Midland, Texas was founded as a midway point on the Texas and Pacific Railroad between El Paso and Fort Worth in 1881. In addition to producing one-fifth of the nation's petroleum and natural gas output, its major claim to fame is being the hometown of the former First Lady Laura Bush. Along with being abundant in natural resources, Midland is also rich in historical treasures. Don’t miss out on these wonderful historical landmarks and sites:
The George W. Bush Childhood Home
While not his actual birthplace, the house in which George W. Bush was raised still stands as a testament to the American home.

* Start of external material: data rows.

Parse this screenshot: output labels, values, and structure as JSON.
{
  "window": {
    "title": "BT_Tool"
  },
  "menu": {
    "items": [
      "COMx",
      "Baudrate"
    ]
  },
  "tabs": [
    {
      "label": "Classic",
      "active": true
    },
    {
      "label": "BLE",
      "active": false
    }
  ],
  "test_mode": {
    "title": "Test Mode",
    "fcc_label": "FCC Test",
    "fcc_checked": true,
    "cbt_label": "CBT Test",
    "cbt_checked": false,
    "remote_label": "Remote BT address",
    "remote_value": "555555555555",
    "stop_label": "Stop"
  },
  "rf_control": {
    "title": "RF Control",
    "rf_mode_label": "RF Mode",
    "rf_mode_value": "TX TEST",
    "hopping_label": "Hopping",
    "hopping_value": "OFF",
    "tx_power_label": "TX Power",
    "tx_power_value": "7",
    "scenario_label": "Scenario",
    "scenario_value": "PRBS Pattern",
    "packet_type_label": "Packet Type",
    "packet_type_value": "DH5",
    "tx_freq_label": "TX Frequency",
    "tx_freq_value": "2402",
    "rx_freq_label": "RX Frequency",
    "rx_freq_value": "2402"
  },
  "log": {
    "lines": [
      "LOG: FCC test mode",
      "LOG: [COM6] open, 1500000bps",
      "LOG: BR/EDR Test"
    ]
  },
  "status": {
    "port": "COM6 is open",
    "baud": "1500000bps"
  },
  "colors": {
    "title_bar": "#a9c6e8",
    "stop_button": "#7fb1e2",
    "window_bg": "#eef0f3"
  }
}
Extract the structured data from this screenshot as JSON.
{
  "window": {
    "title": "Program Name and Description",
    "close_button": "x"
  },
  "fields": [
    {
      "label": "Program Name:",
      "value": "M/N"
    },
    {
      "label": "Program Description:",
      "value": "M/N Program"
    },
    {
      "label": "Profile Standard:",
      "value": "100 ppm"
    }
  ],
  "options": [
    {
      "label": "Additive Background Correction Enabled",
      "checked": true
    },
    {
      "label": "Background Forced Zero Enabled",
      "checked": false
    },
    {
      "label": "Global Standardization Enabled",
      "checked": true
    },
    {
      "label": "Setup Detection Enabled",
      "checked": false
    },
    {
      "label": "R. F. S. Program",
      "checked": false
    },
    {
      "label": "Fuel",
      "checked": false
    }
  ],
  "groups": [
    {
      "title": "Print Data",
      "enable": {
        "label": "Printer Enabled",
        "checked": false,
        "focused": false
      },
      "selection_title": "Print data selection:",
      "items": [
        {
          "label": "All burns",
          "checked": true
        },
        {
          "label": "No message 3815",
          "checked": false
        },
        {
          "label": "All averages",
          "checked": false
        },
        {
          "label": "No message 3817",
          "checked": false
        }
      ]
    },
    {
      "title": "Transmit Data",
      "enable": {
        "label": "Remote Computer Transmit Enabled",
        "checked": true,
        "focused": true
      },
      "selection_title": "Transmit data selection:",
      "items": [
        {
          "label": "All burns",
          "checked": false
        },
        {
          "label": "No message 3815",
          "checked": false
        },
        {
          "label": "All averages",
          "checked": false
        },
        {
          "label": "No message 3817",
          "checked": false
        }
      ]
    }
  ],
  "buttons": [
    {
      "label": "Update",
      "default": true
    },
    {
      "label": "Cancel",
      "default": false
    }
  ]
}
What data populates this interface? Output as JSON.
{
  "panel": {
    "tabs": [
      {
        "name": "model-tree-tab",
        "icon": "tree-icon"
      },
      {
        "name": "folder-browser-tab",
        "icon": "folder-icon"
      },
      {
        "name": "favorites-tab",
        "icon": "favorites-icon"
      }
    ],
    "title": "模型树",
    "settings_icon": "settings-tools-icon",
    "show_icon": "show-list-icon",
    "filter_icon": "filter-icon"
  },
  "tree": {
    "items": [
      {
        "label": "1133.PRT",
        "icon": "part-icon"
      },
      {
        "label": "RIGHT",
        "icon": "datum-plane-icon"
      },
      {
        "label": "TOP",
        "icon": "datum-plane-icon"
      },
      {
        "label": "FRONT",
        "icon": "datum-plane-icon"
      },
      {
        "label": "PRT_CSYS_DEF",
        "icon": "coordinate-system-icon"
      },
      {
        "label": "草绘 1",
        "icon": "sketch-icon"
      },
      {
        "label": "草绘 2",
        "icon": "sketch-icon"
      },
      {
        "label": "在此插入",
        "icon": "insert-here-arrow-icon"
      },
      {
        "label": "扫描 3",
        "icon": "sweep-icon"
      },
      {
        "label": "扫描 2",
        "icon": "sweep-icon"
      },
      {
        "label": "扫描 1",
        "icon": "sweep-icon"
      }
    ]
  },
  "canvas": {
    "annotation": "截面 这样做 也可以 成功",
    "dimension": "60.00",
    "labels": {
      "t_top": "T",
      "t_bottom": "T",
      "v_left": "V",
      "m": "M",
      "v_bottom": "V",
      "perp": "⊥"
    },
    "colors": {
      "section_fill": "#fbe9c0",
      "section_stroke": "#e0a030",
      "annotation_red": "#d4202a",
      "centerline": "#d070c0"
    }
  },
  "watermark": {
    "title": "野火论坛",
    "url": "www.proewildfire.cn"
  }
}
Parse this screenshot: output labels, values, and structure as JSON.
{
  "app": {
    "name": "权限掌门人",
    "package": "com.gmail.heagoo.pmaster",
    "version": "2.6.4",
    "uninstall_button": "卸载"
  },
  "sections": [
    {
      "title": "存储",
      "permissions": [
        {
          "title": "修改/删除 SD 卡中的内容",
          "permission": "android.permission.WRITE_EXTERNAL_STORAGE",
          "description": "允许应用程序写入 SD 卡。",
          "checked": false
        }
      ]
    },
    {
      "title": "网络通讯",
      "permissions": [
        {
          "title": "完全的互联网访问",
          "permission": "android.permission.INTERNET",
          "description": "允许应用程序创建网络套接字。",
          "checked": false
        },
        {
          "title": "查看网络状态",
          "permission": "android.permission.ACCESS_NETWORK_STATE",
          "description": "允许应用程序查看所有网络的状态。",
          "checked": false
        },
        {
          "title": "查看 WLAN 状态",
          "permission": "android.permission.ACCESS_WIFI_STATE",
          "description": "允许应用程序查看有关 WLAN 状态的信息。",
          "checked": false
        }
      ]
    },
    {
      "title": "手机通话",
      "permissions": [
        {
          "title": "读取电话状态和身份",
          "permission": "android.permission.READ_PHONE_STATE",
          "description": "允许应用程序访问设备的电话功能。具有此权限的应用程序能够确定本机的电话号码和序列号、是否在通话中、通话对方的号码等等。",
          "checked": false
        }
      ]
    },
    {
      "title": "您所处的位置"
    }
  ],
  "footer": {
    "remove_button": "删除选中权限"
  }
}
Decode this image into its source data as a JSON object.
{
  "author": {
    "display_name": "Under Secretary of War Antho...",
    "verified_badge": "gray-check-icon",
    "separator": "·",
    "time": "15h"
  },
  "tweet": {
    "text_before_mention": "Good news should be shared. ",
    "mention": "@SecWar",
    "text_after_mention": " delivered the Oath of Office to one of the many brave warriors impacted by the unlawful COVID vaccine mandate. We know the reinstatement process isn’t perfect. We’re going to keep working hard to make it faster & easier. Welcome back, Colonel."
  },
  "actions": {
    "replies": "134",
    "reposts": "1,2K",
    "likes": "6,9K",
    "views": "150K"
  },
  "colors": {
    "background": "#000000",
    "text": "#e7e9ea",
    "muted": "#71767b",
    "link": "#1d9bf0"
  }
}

Approximately 1400 square feet, the house has remained mostly unchanged since it was last inhabited in 1956. The home next door was also purchased and has since been transformed into the administrative portion of the historical site that includes clerical offices, a temporary education center, and gift shop. Plans are in the works to acquire two additional neighborhood homes to create a new 4,000 square foot visitor's center and exhibit gallery. Make sure to check their website regularly for upcoming events and updates on the expansion of the site!
The Brown-Dorsey Medallion Home
The oldest surviving residence in Midland and last example of Victorian architecture in the city is at the Brown-Dorsey home. The home was built by prominent Midland businessman Z. Taylor Brown, and features Late Victorian design elements that were fashioned during the turn of the century. His daughter Sarah and son-in-law Hugh B. Dorsey also spent their married lives in the home and raised seven children inside the house. When Sarah died in 1968, the home was bought by the Midland Historical Society, restored, and turned into a museum for the public.
Fred and Juliette Turner House
Listed on the National Registry for Historic Sites in the city of Midland is the eclectically built former home of Fred and Juliette Turner. Constructed in 1937, the home drew design inspiration from Art Deco, Tudor, and Mediterranean styls and exemplifies the grand scale of affluence during this time period. However, the mansion also holds a darker past. In 1963, Juliette was tragically murdered inside the home during a robbery, leaving the town in a state of horror. Her husband Fred died six months after his wife's death due to natural causes. Afterward, their beneficiaries gifted the home to the Museum of the Southwest for use during exhibitions, activities, and programs.
These are just some of the historical sites near our apartments in Midland. For information on more historical treasures in the area or how you can join our community, please contact us to arrange a private tour.